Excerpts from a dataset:
——————————
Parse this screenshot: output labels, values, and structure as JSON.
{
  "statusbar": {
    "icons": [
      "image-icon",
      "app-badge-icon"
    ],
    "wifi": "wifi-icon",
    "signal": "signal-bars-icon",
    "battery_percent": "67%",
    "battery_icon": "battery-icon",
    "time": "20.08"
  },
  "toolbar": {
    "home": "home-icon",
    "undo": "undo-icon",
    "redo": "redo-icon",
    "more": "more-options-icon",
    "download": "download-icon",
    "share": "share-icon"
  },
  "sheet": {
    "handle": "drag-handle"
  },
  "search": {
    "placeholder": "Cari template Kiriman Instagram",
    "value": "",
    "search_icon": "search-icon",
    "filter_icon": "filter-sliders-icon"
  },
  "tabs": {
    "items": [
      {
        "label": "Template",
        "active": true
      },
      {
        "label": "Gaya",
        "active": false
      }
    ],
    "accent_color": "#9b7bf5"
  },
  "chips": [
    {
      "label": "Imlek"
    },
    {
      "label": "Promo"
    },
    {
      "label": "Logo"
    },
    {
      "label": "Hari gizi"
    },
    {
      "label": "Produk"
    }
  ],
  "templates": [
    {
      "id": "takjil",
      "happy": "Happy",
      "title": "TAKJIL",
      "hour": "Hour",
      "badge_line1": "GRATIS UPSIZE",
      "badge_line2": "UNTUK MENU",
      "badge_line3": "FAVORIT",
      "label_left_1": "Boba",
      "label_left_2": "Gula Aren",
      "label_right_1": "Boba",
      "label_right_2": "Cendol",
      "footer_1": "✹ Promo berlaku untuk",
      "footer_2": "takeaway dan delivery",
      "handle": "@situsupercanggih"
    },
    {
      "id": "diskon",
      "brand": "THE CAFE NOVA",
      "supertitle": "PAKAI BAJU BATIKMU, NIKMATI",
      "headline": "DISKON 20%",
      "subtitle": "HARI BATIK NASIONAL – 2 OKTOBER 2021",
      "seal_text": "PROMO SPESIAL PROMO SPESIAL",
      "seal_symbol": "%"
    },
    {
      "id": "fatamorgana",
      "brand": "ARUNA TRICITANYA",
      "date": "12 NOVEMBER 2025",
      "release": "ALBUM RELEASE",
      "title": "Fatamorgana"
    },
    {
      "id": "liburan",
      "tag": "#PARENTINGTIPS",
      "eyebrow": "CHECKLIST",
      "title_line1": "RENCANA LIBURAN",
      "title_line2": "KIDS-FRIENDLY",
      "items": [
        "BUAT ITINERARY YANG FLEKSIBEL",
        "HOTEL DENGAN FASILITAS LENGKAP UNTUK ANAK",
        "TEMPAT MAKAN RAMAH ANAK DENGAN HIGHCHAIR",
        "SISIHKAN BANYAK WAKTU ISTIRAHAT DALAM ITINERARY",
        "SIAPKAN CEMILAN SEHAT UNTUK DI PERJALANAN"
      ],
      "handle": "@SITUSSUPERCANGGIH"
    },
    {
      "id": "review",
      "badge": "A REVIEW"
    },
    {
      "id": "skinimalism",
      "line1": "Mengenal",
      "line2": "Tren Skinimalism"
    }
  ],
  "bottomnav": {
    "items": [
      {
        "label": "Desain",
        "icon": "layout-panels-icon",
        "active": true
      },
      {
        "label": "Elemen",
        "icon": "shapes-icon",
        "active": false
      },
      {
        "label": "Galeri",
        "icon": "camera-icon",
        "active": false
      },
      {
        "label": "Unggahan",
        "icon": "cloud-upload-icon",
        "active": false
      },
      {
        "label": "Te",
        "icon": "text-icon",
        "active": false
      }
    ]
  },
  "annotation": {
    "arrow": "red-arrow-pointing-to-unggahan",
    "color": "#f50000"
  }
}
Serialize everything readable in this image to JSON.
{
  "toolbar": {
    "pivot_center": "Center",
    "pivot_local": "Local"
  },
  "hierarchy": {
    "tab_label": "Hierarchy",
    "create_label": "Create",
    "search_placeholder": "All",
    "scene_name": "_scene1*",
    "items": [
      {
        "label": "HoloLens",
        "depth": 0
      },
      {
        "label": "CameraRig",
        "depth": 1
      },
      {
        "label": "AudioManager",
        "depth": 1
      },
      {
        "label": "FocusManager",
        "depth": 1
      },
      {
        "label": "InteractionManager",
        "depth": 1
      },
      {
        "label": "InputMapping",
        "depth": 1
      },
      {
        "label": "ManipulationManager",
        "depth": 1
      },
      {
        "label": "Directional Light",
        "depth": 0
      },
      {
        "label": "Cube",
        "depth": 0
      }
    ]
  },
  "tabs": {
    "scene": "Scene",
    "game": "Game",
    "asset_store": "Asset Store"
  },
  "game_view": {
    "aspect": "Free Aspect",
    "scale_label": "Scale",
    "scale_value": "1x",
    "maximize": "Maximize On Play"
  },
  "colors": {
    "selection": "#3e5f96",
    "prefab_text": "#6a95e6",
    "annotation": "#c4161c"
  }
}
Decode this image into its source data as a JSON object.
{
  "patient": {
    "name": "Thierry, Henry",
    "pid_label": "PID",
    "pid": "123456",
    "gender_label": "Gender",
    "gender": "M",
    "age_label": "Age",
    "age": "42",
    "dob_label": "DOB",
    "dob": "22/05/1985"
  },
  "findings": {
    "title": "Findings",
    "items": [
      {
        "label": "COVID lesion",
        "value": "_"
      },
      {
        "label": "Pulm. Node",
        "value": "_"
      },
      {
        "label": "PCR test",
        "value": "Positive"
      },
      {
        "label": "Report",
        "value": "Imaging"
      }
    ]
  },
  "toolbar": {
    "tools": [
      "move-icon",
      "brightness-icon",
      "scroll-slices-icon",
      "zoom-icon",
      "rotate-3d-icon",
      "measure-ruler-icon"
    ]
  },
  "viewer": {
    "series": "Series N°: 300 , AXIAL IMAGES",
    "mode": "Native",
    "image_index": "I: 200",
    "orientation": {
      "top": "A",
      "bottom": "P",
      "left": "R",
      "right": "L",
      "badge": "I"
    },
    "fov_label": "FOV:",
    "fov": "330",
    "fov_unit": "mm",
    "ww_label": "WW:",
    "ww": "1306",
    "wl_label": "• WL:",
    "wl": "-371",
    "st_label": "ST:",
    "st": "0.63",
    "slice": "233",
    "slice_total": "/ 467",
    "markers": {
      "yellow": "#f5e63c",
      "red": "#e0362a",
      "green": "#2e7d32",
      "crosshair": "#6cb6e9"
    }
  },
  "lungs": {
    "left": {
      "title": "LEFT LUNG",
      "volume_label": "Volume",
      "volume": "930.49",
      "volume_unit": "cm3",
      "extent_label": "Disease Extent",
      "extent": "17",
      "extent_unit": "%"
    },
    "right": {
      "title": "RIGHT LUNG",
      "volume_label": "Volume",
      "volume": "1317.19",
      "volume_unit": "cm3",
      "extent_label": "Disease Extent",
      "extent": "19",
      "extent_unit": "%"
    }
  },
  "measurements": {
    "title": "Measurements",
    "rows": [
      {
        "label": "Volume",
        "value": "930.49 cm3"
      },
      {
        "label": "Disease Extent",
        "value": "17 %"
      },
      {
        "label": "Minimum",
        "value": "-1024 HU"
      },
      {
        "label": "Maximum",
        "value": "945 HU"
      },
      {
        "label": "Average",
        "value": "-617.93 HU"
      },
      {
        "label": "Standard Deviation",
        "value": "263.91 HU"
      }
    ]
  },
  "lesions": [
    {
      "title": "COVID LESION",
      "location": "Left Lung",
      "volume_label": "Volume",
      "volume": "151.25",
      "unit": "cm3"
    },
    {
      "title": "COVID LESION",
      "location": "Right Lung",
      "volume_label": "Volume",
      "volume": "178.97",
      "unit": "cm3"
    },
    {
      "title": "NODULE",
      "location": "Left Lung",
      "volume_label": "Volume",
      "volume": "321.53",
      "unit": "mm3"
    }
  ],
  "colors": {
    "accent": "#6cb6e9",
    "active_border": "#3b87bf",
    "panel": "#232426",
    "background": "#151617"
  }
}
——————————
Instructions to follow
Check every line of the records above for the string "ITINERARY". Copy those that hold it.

Written response
        "BUAT ITINERARY YANG FLEKSIBEL",
        "SISIHKAN BANYAK WAKTU ISTIRAHAT DALAM ITINERARY",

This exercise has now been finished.